Interface dataset entries:
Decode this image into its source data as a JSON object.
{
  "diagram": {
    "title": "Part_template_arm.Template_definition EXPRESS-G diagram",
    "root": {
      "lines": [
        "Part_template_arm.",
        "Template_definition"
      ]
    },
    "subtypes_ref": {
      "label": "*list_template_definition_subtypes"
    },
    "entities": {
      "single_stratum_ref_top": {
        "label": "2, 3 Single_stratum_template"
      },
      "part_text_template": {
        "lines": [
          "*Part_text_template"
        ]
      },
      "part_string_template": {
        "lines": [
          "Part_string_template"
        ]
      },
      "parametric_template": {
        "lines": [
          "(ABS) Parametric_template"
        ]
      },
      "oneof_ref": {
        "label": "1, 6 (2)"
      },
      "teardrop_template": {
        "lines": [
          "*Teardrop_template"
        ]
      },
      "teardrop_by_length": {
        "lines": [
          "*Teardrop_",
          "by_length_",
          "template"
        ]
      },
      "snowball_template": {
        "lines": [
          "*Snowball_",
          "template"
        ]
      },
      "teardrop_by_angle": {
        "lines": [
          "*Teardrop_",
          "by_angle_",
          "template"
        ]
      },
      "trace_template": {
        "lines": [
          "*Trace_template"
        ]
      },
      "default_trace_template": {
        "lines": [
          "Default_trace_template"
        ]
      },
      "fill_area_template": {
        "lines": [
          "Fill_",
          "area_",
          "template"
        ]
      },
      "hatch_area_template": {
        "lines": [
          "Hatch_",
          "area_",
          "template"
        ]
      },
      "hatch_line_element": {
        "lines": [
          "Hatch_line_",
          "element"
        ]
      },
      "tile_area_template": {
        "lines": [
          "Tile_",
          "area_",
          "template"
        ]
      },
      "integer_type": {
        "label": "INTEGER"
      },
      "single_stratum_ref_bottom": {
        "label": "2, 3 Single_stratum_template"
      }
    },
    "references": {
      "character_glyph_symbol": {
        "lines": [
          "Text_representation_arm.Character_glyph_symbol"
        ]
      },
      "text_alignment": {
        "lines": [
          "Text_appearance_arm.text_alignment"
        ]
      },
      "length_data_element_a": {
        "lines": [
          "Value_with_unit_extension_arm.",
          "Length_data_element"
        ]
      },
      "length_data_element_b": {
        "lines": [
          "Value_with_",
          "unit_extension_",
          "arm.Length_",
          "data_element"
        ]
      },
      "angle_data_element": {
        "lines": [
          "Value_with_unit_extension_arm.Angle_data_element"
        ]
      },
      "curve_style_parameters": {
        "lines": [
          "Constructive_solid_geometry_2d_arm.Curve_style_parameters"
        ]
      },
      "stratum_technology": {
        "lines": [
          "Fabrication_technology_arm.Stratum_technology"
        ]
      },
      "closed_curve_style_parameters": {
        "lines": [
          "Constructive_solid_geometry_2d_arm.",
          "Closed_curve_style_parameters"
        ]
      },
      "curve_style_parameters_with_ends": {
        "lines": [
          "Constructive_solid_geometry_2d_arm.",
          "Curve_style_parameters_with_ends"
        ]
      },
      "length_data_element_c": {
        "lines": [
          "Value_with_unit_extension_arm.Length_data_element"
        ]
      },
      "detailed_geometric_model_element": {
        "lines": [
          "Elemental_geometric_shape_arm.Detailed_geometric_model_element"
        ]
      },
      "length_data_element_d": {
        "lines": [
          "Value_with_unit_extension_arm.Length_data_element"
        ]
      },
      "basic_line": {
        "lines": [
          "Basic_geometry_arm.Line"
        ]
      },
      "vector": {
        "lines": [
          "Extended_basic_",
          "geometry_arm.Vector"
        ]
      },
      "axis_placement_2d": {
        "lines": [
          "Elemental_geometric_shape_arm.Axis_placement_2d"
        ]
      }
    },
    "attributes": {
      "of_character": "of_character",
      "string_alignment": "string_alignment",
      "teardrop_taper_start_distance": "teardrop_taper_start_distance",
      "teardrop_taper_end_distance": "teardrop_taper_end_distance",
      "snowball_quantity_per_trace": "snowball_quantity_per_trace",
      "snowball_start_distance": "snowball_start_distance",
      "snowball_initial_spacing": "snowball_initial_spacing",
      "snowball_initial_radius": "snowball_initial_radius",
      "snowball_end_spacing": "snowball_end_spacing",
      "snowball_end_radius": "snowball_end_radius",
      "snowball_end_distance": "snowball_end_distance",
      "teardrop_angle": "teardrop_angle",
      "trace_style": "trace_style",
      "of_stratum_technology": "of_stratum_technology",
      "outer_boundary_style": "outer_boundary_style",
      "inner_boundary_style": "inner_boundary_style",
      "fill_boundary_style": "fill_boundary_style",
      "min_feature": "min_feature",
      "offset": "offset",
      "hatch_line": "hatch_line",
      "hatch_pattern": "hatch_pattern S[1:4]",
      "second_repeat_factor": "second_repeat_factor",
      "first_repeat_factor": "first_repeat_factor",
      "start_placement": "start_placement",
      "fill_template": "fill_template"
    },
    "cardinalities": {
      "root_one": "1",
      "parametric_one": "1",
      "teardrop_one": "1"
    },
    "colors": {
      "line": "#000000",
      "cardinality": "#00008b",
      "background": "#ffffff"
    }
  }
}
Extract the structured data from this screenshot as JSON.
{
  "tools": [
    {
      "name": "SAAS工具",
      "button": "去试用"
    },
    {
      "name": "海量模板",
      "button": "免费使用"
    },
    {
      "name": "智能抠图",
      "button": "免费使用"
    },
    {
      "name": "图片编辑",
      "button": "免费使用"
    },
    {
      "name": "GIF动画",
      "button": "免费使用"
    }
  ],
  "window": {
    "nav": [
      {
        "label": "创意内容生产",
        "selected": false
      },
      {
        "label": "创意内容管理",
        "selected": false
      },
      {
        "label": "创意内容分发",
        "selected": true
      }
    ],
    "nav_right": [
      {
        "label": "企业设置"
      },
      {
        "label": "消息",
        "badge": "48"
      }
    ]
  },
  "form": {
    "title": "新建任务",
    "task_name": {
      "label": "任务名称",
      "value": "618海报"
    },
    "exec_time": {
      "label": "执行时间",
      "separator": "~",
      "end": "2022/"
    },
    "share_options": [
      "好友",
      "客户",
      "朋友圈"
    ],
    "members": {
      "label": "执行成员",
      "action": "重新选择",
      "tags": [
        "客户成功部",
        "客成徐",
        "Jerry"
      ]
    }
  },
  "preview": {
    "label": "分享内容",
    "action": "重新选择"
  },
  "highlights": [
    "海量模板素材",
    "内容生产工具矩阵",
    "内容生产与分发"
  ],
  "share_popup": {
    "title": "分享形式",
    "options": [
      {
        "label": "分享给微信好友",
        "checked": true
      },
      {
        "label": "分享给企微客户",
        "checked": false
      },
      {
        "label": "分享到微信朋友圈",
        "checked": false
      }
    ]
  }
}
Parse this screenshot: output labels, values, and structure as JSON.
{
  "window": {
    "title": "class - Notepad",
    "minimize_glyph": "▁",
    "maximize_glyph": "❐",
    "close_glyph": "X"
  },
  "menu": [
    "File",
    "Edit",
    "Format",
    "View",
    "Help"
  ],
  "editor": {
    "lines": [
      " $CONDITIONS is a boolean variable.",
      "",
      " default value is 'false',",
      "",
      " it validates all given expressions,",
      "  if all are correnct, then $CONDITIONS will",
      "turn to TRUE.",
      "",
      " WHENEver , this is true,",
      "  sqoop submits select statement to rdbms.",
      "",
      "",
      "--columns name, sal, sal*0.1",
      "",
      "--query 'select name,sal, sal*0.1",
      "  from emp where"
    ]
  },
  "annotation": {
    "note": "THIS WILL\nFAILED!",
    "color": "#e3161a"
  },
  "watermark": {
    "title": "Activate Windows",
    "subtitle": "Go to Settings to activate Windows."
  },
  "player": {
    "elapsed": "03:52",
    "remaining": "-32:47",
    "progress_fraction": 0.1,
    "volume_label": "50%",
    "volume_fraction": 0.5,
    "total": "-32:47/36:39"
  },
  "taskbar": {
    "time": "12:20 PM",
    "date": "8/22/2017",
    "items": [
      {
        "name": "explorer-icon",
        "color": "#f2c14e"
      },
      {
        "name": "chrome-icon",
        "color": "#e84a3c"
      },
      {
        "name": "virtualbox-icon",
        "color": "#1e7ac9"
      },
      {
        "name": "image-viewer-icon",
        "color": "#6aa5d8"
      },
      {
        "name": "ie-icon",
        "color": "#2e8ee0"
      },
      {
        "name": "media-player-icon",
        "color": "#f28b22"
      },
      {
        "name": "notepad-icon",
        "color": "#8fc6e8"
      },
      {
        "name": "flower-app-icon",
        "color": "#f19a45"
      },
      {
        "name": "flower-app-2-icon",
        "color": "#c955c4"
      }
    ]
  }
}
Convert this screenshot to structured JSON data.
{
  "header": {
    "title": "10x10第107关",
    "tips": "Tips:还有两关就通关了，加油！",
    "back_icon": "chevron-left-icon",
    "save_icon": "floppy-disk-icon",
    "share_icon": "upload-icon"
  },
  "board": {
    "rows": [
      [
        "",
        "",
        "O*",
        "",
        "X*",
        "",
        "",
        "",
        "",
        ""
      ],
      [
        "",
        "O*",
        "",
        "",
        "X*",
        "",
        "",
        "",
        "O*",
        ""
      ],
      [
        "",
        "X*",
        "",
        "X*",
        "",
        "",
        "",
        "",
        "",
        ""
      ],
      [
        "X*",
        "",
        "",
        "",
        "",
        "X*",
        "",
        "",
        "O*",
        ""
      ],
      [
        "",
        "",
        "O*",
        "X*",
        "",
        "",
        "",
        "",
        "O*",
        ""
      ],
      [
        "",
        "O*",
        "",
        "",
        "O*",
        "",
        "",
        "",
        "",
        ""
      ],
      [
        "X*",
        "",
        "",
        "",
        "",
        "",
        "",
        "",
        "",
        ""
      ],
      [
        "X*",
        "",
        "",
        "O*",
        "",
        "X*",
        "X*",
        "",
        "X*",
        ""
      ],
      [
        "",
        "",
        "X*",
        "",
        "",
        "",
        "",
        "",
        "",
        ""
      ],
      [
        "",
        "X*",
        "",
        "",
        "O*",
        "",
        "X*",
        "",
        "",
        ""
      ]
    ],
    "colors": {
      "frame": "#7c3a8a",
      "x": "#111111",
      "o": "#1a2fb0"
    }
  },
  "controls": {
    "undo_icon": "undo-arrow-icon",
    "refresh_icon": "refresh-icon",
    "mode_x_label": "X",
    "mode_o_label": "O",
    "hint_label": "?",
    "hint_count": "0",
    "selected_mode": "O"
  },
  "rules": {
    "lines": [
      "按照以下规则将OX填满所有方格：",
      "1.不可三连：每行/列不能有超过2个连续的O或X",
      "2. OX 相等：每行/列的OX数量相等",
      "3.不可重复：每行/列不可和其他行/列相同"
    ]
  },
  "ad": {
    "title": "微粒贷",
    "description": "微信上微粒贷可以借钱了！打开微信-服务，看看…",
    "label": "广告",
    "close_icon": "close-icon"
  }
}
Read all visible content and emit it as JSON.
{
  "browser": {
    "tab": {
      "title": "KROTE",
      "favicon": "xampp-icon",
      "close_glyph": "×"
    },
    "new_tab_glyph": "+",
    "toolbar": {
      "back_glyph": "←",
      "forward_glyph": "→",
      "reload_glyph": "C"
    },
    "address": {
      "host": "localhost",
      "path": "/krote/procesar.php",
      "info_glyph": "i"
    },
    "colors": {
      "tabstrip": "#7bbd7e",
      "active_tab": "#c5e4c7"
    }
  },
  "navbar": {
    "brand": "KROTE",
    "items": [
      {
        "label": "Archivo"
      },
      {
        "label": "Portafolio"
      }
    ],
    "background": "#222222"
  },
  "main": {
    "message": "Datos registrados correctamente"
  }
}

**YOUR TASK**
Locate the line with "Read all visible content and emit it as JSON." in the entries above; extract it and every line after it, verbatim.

**SOLVED EXERCISE**
Read all visible content and emit it as JSON.
{
  "browser": {
    "tab": {
      "title": "KROTE",
      "favicon": "xampp-icon",
      "close_glyph": "×"
    },
    "new_tab_glyph": "+",
    "toolbar": {
      "back_glyph": "←",
      "forward_glyph": "→",
      "reload_glyph": "C"
    },
    "address": {
      "host": "localhost",
      "path": "/krote/procesar.php",
      "info_glyph": "i"
    },
    "colors": {
      "tabstrip": "#7bbd7e",
      "active_tab": "#c5e4c7"
    }
  },
  "navbar": {
    "brand": "KROTE",
    "items": [
      {
        "label": "Archivo"
      },
      {
        "label": "Portafolio"
      }
    ],
    "background": "#222222"
  },
  "main": {
    "message": "Datos registrados correctamente"
  }
}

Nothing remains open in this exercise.